* Directions for this task: Below are the records; work out how many lines among them contain "McFarlane", and write nothing besides that number.

Dataset records
★ ★ ★ ★ ★ ★ ★

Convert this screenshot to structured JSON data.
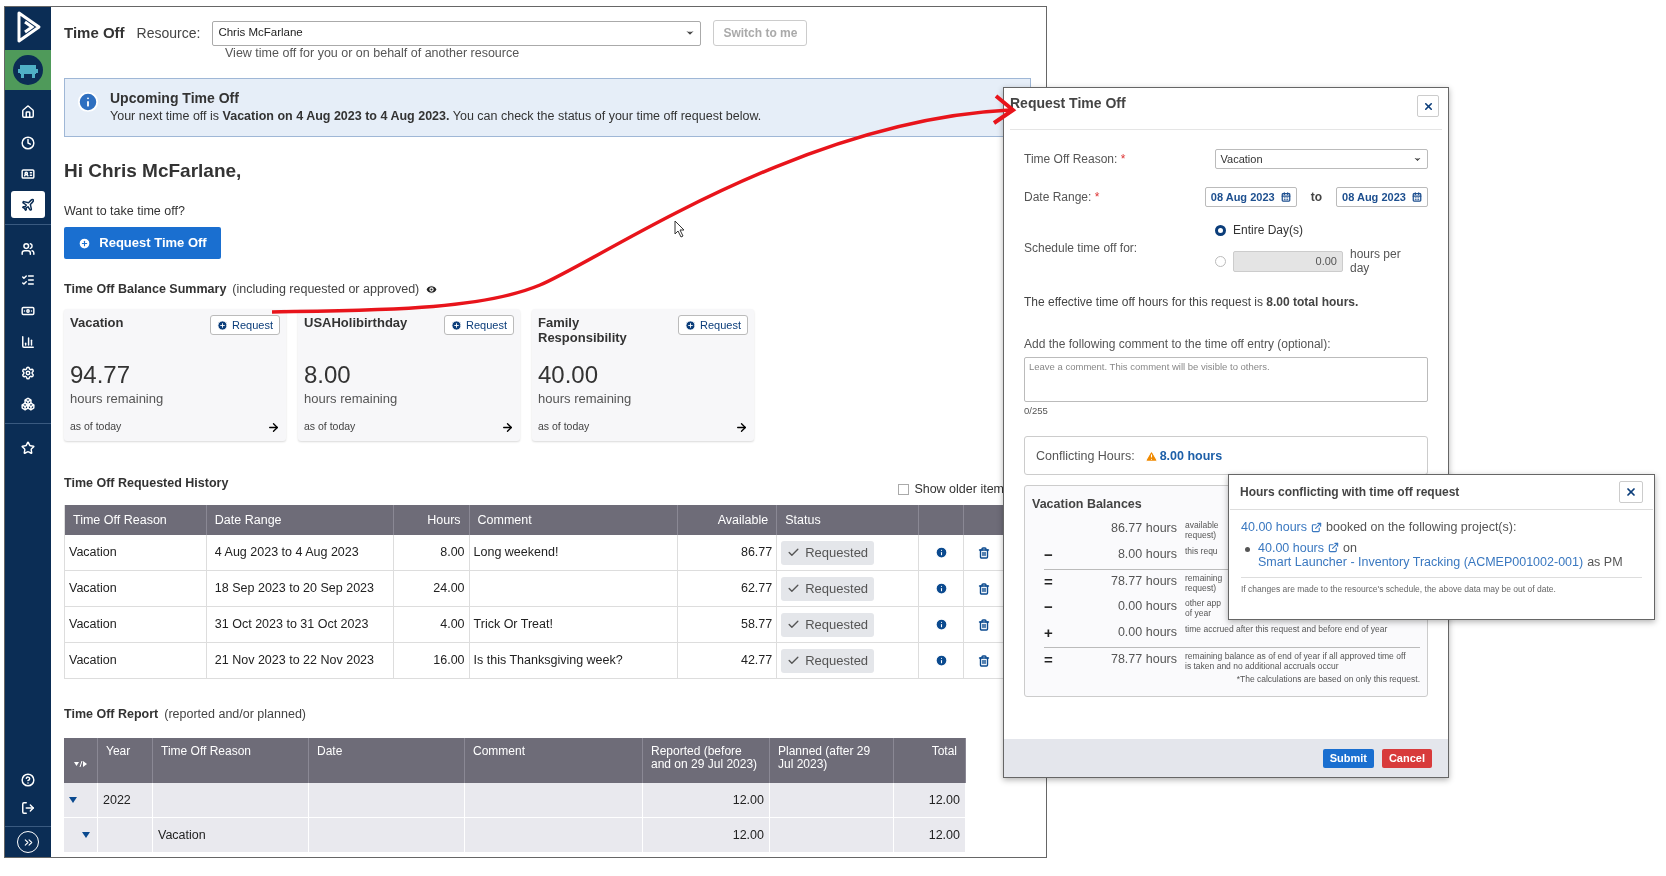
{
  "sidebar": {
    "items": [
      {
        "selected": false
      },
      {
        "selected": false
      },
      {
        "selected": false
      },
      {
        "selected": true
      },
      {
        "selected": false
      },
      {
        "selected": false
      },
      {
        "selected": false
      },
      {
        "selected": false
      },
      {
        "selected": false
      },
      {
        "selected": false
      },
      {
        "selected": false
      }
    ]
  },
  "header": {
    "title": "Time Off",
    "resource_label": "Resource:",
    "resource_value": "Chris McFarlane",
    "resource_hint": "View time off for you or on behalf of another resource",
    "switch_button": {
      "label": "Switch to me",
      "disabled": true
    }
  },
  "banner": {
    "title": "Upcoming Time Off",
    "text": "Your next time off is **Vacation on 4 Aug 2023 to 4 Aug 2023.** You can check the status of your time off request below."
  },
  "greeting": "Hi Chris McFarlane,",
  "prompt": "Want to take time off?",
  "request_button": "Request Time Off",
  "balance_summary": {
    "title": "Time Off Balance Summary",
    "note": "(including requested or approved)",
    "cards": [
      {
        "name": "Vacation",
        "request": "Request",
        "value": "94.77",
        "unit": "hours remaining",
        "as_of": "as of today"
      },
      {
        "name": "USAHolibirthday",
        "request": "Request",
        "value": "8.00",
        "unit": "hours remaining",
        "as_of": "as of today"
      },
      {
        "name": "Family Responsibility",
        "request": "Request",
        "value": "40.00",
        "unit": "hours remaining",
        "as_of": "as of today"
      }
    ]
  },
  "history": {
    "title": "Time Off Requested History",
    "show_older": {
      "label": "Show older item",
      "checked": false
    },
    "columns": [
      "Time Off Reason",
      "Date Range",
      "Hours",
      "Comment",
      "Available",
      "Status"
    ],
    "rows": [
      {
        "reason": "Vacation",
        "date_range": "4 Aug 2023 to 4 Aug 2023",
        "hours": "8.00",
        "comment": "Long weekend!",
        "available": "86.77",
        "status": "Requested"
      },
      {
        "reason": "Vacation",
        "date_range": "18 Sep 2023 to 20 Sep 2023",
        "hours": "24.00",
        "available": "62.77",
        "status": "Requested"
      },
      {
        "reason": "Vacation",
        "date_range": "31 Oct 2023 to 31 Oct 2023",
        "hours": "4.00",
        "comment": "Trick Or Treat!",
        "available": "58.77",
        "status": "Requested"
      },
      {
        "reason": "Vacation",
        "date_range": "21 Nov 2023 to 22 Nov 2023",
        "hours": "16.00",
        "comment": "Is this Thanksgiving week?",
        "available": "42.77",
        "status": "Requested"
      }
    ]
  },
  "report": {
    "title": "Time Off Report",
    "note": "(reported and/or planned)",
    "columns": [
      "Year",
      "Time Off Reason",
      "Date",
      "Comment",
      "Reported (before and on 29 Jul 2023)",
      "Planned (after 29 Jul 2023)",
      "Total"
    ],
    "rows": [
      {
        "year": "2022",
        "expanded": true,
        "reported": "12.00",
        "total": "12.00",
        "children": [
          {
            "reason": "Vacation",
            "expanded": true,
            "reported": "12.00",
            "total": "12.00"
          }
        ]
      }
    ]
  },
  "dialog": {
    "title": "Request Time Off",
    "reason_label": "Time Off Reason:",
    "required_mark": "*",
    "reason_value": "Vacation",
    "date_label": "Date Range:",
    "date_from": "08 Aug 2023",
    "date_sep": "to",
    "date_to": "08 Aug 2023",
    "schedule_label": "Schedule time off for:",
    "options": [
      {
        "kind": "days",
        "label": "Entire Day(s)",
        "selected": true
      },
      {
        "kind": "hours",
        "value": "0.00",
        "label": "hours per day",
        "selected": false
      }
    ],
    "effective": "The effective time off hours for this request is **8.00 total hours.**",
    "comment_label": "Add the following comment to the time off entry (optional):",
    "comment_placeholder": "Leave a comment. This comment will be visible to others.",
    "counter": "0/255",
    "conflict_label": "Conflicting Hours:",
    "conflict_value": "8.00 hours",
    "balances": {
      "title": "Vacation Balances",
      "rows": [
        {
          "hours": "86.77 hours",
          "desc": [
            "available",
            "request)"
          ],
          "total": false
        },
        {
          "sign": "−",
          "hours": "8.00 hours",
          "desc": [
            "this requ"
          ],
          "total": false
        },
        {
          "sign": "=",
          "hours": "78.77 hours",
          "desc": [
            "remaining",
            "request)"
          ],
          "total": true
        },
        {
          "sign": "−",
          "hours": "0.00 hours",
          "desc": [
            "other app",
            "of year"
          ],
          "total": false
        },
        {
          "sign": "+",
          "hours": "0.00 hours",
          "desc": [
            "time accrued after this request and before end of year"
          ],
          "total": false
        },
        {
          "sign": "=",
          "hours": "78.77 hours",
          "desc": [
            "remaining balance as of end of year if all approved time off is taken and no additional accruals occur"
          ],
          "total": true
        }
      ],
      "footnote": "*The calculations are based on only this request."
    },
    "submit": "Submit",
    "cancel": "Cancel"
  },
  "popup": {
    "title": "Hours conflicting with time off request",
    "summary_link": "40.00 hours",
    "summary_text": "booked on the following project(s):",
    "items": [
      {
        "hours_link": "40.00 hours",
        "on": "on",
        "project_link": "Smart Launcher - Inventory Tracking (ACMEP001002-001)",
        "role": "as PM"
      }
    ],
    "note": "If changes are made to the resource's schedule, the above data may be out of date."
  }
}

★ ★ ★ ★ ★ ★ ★

* The answer: 2